Collection entries:

*-*-*

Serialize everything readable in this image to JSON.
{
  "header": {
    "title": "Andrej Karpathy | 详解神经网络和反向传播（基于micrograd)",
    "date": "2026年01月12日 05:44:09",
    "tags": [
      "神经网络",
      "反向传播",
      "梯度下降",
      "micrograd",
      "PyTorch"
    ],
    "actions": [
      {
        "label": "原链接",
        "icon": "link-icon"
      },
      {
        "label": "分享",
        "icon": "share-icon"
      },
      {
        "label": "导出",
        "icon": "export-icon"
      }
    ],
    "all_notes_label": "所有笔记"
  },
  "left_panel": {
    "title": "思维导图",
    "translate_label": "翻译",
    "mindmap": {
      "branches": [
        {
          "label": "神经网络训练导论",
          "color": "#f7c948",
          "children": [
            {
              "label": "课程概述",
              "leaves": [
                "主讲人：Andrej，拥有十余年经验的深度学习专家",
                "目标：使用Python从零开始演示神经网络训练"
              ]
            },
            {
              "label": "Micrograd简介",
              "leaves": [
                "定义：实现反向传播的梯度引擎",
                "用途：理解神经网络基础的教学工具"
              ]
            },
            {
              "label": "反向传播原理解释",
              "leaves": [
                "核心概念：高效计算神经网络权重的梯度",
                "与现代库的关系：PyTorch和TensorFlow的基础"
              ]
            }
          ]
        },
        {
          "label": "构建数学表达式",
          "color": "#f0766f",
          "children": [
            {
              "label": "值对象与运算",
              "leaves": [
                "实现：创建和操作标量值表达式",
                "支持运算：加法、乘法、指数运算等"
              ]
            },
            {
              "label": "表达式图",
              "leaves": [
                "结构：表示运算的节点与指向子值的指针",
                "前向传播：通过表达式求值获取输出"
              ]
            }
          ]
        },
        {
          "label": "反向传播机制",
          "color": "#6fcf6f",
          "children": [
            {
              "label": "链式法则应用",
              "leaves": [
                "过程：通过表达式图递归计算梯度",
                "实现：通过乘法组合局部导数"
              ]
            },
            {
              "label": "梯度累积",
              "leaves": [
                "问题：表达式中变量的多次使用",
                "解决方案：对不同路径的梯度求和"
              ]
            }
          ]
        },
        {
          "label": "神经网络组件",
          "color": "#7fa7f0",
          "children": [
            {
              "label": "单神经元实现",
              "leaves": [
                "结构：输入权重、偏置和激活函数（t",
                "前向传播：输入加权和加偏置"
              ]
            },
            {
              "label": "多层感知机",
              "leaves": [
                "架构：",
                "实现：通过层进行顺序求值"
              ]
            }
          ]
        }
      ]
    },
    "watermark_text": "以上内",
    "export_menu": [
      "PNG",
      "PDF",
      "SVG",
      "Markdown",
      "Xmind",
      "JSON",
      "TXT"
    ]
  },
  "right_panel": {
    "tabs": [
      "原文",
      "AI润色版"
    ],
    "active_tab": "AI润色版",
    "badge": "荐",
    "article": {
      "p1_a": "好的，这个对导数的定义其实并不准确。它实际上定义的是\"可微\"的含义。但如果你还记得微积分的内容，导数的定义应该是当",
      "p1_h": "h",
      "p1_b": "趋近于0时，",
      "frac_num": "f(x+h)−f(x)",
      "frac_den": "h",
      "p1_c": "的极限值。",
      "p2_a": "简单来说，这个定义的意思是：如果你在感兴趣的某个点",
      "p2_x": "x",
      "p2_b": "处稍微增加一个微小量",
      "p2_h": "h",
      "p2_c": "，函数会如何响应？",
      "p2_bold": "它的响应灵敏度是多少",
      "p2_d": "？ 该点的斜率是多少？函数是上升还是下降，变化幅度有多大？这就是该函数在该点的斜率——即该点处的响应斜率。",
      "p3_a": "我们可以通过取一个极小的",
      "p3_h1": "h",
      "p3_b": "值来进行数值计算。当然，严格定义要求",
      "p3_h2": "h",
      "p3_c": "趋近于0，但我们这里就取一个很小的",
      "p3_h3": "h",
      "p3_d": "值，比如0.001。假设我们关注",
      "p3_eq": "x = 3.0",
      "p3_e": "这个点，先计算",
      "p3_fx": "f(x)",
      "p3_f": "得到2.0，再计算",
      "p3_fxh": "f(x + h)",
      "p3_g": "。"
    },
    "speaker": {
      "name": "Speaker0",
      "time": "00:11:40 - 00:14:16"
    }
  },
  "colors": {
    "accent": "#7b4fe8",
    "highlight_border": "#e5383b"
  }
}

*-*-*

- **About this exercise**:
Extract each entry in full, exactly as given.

- **Result for this exercise**:
Serialize everything readable in this image to JSON.
{
  "header": {
    "title": "Andrej Karpathy | 详解神经网络和反向传播（基于micrograd)",
    "date": "2026年01月12日 05:44:09",
    "tags": [
      "神经网络",
      "反向传播",
      "梯度下降",
      "micrograd",
      "PyTorch"
    ],
    "actions": [
      {
        "label": "原链接",
        "icon": "link-icon"
      },
      {
        "label": "分享",
        "icon": "share-icon"
      },
      {
        "label": "导出",
        "icon": "export-icon"
      }
    ],
    "all_notes_label": "所有笔记"
  },
  "left_panel": {
    "title": "思维导图",
    "translate_label": "翻译",
    "mindmap": {
      "branches": [
        {
          "label": "神经网络训练导论",
          "color": "#f7c948",
          "children": [
            {
              "label": "课程概述",
              "leaves": [
                "主讲人：Andrej，拥有十余年经验的深度学习专家",
                "目标：使用Python从零开始演示神经网络训练"
              ]
            },
            {
              "label": "Micrograd简介",
              "leaves": [
                "定义：实现反向传播的梯度引擎",
                "用途：理解神经网络基础的教学工具"
              ]
            },
            {
              "label": "反向传播原理解释",
              "leaves": [
                "核心概念：高效计算神经网络权重的梯度",
                "与现代库的关系：PyTorch和TensorFlow的基础"
              ]
            }
          ]
        },
        {
          "label": "构建数学表达式",
          "color": "#f0766f",
          "children": [
            {
              "label": "值对象与运算",
              "leaves": [
                "实现：创建和操作标量值表达式",
                "支持运算：加法、乘法、指数运算等"
              ]
            },
            {
              "label": "表达式图",
              "leaves": [
                "结构：表示运算的节点与指向子值的指针",
                "前向传播：通过表达式求值获取输出"
              ]
            }
          ]
        },
        {
          "label": "反向传播机制",
          "color": "#6fcf6f",
          "children": [
            {
              "label": "链式法则应用",
              "leaves": [
                "过程：通过表达式图递归计算梯度",
                "实现：通过乘法组合局部导数"
              ]
            },
            {
              "label": "梯度累积",
              "leaves": [
                "问题：表达式中变量的多次使用",
                "解决方案：对不同路径的梯度求和"
              ]
            }
          ]
        },
        {
          "label": "神经网络组件",
          "color": "#7fa7f0",
          "children": [
            {
              "label": "单神经元实现",
              "leaves": [
                "结构：输入权重、偏置和激活函数（t",
                "前向传播：输入加权和加偏置"
              ]
            },
            {
              "label": "多层感知机",
              "leaves": [
                "架构：",
                "实现：通过层进行顺序求值"
              ]
            }
          ]
        }
      ]
    },
    "watermark_text": "以上内",
    "export_menu": [
      "PNG",
      "PDF",
      "SVG",
      "Markdown",
      "Xmind",
      "JSON",
      "TXT"
    ]
  },
  "right_panel": {
    "tabs": [
      "原文",
      "AI润色版"
    ],
    "active_tab": "AI润色版",
    "badge": "荐",
    "article": {
      "p1_a": "好的，这个对导数的定义其实并不准确。它实际上定义的是\"可微\"的含义。但如果你还记得微积分的内容，导数的定义应该是当",
      "p1_h": "h",
      "p1_b": "趋近于0时，",
      "frac_num": "f(x+h)−f(x)",
      "frac_den": "h",
      "p1_c": "的极限值。",
      "p2_a": "简单来说，这个定义的意思是：如果你在感兴趣的某个点",
      "p2_x": "x",
      "p2_b": "处稍微增加一个微小量",
      "p2_h": "h",
      "p2_c": "，函数会如何响应？",
      "p2_bold": "它的响应灵敏度是多少",
      "p2_d": "？ 该点的斜率是多少？函数是上升还是下降，变化幅度有多大？这就是该函数在该点的斜率——即该点处的响应斜率。",
      "p3_a": "我们可以通过取一个极小的",
      "p3_h1": "h",
      "p3_b": "值来进行数值计算。当然，严格定义要求",
      "p3_h2": "h",
      "p3_c": "趋近于0，但我们这里就取一个很小的",
      "p3_h3": "h",
      "p3_d": "值，比如0.001。假设我们关注",
      "p3_eq": "x = 3.0",
      "p3_e": "这个点，先计算",
      "p3_fx": "f(x)",
      "p3_f": "得到2.0，再计算",
      "p3_fxh": "f(x + h)",
      "p3_g": "。"
    },
    "speaker": {
      "name": "Speaker0",
      "time": "00:11:40 - 00:14:16"
    }
  },
  "colors": {
    "accent": "#7b4fe8",
    "highlight_border": "#e5383b"
  }
}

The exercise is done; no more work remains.